We are always looking for new ways to bring our fans into the live experience. There are only so many days in the year and a lot of places to tour - VR allows a more immersive experience for someone who may not otherwise get to be there in person. And Red Rocks was the perfect venue for this as it's such an iconic, incredible place. You are surrounded by rock formations and starlight.
Q: How does VR help you connect and engage with your fans in new ways?
You can give people a vantage point they would otherwise never have at a show. They can bounce around to different places on and off the stage during the show in real time through the MelodyVR platform. You can be in the pit, next to the guitarist, etc. It's a different way to experience the show and a perspective not many people can get at a concert.

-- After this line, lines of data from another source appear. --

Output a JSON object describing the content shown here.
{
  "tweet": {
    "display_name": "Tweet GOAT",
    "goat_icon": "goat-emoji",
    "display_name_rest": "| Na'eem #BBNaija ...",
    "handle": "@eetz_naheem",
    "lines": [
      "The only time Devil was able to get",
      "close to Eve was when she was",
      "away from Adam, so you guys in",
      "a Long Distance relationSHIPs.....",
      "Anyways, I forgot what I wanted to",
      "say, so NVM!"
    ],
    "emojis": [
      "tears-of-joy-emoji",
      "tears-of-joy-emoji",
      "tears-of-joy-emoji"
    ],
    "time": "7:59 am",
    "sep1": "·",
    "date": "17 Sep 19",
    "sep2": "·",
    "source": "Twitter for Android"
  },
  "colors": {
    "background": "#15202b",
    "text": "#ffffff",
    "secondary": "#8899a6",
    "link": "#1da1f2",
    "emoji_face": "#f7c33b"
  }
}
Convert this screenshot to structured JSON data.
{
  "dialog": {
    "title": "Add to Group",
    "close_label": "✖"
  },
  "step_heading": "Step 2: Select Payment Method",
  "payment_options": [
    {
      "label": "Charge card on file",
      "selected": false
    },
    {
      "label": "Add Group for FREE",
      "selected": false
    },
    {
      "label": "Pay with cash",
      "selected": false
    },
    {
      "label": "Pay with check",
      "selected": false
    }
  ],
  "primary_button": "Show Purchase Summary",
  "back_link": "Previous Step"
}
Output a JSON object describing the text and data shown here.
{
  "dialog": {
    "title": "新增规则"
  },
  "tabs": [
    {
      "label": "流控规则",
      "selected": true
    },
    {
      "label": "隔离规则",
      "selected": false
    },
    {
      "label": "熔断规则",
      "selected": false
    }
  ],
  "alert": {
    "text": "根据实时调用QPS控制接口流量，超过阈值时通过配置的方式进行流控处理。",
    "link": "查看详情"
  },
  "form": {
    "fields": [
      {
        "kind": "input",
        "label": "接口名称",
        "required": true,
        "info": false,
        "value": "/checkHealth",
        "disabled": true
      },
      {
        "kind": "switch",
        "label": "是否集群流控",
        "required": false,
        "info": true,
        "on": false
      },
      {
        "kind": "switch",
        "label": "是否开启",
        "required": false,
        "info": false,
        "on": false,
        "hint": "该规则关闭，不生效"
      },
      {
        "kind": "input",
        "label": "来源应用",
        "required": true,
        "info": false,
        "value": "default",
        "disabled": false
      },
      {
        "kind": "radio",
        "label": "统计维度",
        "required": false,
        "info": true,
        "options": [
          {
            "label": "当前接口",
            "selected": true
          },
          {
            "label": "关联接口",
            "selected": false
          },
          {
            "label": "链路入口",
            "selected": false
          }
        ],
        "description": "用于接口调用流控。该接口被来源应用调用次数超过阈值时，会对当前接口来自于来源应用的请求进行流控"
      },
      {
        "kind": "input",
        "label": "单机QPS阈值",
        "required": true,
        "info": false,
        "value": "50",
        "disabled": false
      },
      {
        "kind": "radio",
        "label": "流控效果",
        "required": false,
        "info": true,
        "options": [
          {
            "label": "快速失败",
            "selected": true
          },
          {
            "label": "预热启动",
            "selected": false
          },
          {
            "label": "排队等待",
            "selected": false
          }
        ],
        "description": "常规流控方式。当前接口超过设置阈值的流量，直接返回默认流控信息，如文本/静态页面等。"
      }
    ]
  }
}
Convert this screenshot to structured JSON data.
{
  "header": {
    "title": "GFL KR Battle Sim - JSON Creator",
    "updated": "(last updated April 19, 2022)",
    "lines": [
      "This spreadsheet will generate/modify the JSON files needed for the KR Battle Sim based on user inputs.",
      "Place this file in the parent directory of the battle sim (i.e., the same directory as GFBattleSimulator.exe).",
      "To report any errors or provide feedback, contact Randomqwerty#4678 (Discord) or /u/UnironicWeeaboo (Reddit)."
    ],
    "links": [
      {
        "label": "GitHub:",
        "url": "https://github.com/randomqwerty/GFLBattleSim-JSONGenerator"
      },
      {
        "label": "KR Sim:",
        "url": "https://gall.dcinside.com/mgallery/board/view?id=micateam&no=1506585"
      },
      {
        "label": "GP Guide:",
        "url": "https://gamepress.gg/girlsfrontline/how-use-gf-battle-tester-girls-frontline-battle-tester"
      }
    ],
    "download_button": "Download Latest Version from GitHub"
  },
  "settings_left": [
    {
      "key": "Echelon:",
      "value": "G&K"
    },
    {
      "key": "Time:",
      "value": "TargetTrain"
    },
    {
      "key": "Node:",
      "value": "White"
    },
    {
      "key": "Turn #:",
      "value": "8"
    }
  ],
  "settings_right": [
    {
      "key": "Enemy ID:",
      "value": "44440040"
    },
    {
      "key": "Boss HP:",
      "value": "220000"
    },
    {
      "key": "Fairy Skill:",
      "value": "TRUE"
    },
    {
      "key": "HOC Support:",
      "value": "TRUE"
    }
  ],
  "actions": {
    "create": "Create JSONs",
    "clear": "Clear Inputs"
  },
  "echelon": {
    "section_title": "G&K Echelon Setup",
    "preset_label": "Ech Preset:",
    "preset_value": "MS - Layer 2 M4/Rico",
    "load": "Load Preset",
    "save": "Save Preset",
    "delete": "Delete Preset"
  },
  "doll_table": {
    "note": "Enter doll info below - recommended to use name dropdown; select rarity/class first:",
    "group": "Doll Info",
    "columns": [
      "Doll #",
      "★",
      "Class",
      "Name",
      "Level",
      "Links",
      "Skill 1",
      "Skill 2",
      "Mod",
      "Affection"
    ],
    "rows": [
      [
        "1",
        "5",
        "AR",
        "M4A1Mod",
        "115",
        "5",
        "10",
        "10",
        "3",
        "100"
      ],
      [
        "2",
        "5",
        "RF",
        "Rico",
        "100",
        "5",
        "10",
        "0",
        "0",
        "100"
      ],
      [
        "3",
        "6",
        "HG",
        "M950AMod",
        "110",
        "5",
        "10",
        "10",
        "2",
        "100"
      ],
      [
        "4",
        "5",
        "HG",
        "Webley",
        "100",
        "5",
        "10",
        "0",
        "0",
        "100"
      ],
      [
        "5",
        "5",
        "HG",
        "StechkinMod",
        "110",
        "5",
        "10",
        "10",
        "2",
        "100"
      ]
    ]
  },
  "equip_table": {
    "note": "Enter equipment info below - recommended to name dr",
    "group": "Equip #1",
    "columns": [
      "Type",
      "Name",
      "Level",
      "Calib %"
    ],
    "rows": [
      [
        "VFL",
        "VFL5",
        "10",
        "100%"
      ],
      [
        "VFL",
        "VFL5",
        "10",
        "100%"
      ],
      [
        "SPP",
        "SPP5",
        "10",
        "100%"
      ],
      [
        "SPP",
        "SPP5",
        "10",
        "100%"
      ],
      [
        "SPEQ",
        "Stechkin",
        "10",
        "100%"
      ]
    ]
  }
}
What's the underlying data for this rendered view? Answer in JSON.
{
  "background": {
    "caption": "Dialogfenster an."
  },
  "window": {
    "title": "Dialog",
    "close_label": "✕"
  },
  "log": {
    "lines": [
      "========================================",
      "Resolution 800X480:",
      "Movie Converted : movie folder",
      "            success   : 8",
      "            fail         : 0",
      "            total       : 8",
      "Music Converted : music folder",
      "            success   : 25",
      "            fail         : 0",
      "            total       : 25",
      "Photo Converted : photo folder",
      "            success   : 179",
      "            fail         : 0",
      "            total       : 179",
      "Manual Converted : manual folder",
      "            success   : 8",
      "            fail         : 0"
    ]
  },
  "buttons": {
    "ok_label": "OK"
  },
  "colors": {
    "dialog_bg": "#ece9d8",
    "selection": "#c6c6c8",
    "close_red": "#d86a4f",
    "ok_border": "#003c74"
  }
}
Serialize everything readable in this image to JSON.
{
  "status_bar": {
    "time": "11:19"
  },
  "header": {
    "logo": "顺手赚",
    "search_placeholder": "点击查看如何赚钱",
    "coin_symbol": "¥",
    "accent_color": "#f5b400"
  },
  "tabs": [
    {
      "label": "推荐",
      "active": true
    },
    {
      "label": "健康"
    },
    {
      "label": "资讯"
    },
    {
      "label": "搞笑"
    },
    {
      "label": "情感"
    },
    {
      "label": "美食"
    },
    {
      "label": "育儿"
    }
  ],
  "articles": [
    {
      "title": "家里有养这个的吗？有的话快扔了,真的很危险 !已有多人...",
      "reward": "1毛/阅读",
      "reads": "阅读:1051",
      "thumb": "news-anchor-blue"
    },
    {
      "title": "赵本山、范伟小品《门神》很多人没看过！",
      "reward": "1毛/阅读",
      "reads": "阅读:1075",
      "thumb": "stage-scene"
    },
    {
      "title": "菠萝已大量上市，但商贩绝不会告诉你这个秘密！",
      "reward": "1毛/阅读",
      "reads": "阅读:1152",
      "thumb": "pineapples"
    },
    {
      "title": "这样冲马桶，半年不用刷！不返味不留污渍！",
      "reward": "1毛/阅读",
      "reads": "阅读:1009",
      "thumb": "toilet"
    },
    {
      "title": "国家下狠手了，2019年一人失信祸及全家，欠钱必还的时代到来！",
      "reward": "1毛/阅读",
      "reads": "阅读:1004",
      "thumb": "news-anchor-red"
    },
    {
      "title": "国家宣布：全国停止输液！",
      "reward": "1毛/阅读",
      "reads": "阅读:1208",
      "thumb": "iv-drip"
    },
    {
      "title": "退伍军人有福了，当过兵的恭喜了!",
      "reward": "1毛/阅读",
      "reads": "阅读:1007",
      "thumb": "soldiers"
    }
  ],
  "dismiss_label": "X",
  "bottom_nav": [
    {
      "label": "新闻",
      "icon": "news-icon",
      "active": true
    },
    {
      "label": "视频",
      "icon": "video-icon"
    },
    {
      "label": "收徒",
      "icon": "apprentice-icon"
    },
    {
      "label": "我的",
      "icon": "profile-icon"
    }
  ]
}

Q: For your fans, what's unique about experiencing your show in VR as opposed to other mediums (2D music videos, in person concerts)?
VR allows you more freedom than a 2D experience as you control the viewfinder. It makes for a more emotional and "real" experience. And unlike an in person concert, security isn't going to stop you from getting on stage.
Q: Tell us about your experience producing the 360 video content with MelodyVR. What surprised you? What types of challenges did you encounter?
In a way it’s much easier than producing regular video - the VR cameras are unmanned, and they’re pretty small, so you can get them into positions a cameraman would never go while the show is going on. And because it's easier to forget about the camera, the result is a little more natural and authentic.
Q: How do you foresee VR shaping the music industry going forward?
It's still an emerging market, which brings a lot of opportunity for those willing to innovate and think outside the box. Where that takes us is anyone's game at this point.
Q: What piece of feedback or insight would you share with other artists interested in VR?
It's important to get informed. VR and AR will only get more realistic and more prevalent, and if you haven't experienced it yet, it's worth trying at least once.